We paired our experimental results with DNA barcoding of avian feces collected from five species of birds that we commonly observed foraging on broccoli during our prior bird surveys and during our experiment.
Overall, we found small impacts of birds on arthropods on broccoli. Our experiment suggested that birds might actually increase pest aphids, potentially by consuming predatory arthropods that are more effective at controlling pests than are birds. The impacts of birds on aphids didn’t translate into notable differences in broccoli damage nor yields. However, the landscape context did impact arthropod communities and leaf damage, suggesting that farms in more natural landscapes may have fewer broccoli pest issues.
Finally, through our DNA barcoding, we saw some differences between bird species in the types of arthropods they consumed, suggesting that some bird species may be more (or less) beneficial than others for crop pest control.
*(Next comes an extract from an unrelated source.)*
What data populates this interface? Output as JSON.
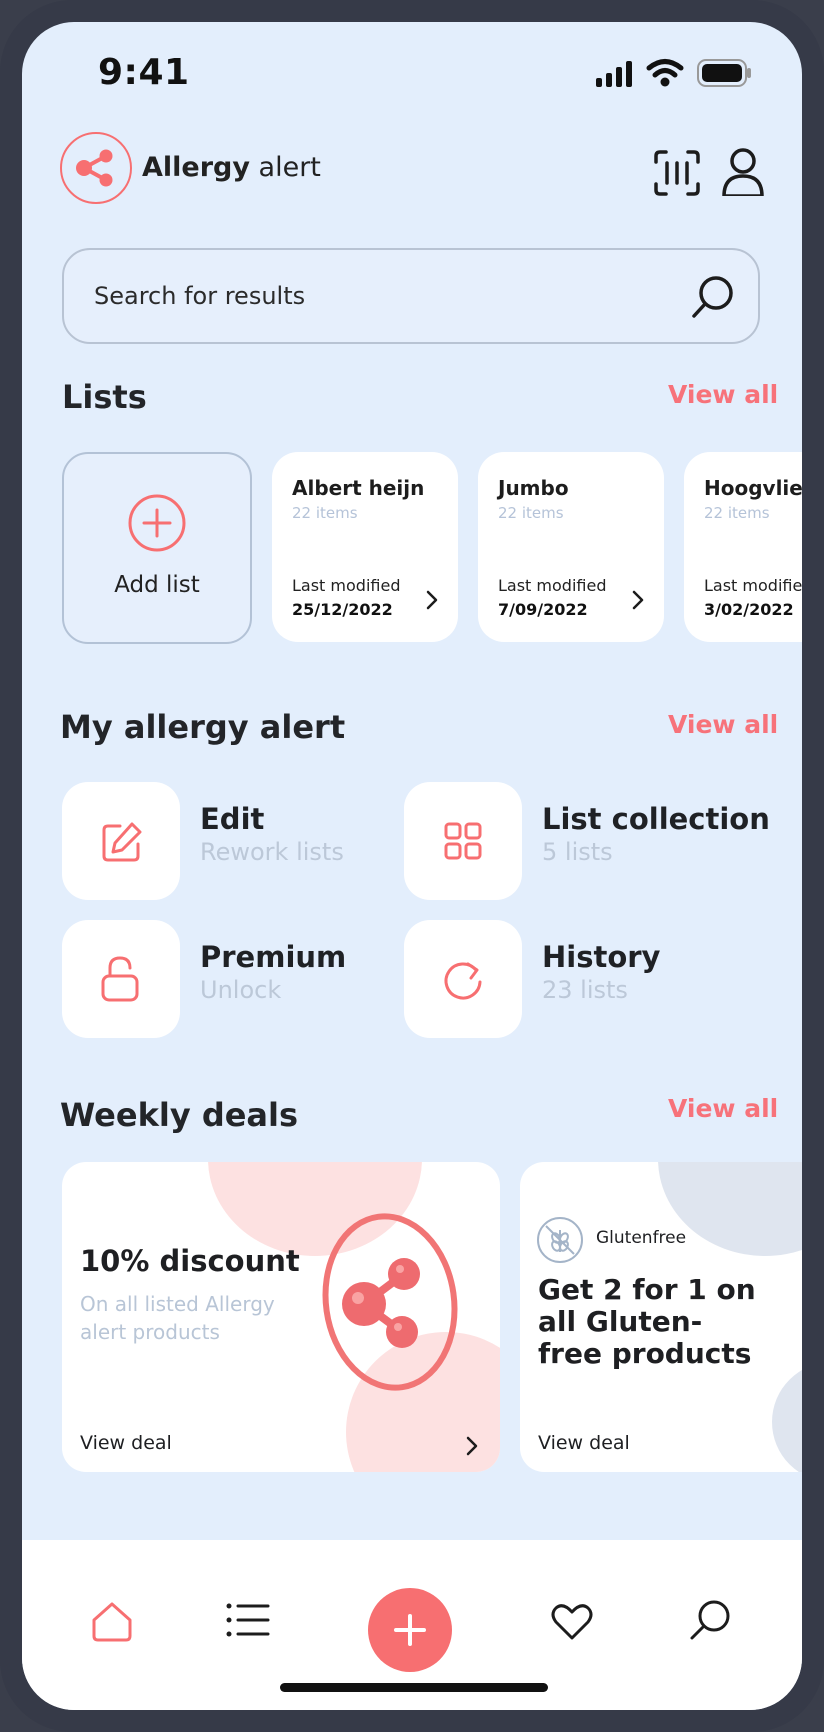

Altogether, our findings suggest that growers may not experience large benefits from birds on arthropod pest control for all crops. Additional financial incentives may be needed to encourage farmers to promote birds on farms (e.g., installing nest boxes). For example, farmers can enroll in private-sector or NGO-led eco-certification programs (e.g., Audubon Certified Grazed on BirdFriendly Land and Smithsonian Bird Friendly coffee) that enable them to sell their products at a price premium. Altogether, greater implementation of bird-friendly practices in agricultural systems are urgently needed to halt the rapid declines of birds, and greater incentives are likely needed for farmers to do so.